Data about app and page elements:
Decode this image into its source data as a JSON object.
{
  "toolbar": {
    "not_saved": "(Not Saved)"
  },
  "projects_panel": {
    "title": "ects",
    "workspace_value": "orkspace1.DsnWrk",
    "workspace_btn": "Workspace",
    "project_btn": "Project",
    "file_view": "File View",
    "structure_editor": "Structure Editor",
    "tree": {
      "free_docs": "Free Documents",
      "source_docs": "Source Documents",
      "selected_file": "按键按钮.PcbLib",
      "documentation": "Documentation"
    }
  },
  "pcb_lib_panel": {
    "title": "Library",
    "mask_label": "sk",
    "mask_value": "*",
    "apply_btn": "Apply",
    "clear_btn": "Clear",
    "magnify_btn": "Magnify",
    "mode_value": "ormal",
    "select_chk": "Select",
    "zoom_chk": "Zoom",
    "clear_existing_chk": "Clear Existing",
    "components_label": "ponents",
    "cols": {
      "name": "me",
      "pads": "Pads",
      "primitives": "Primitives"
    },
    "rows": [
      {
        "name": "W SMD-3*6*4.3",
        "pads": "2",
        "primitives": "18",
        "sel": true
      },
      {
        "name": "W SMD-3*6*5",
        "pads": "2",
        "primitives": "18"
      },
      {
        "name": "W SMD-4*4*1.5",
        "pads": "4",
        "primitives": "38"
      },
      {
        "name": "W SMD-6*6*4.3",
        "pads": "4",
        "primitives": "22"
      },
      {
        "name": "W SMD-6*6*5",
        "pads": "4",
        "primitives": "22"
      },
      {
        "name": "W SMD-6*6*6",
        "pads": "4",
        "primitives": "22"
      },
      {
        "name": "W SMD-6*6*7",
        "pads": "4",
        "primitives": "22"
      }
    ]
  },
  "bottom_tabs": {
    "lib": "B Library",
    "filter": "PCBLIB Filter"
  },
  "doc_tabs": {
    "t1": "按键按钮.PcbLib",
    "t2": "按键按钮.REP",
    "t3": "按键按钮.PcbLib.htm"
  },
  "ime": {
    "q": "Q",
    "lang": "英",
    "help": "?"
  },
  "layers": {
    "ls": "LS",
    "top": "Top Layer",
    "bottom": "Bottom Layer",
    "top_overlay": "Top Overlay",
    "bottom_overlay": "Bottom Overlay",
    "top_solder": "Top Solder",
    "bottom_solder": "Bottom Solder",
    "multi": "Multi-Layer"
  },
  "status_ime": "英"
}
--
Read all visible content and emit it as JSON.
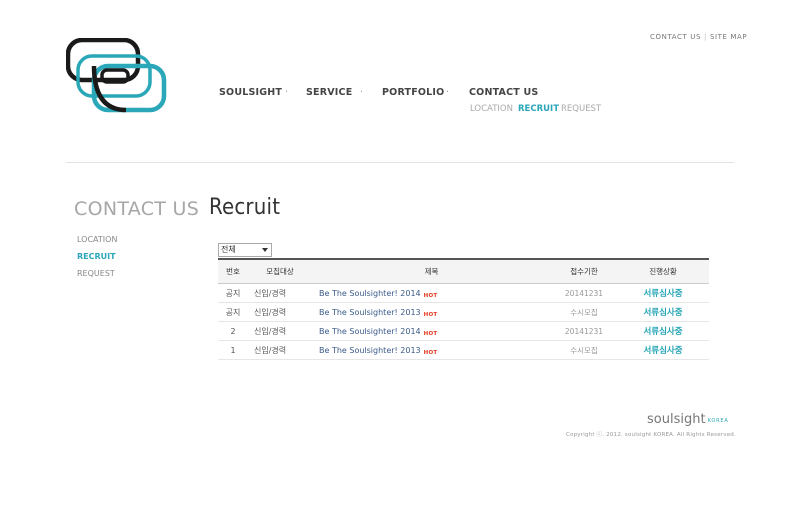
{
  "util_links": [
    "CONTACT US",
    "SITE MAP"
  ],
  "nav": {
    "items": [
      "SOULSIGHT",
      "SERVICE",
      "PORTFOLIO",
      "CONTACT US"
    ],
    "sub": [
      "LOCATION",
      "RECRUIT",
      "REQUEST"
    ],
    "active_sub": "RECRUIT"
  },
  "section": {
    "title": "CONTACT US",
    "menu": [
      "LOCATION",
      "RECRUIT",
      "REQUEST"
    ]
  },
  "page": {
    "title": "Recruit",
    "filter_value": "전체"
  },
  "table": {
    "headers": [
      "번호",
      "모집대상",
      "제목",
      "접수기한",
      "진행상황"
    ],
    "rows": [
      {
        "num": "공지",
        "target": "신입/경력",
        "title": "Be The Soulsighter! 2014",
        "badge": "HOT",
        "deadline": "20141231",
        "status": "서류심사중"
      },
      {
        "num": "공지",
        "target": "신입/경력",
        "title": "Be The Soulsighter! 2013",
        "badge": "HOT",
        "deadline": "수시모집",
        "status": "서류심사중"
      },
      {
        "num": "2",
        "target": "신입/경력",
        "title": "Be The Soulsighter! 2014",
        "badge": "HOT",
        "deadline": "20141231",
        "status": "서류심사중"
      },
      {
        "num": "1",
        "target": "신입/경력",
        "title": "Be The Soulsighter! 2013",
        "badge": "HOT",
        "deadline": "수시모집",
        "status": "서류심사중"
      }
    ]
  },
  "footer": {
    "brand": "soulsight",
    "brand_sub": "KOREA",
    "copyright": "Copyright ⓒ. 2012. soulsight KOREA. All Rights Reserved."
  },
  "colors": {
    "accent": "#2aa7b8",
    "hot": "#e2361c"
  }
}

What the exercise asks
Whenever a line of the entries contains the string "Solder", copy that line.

Response area
    "top_solder": "Top Solder",
    "bottom_solder": "Bottom Solder",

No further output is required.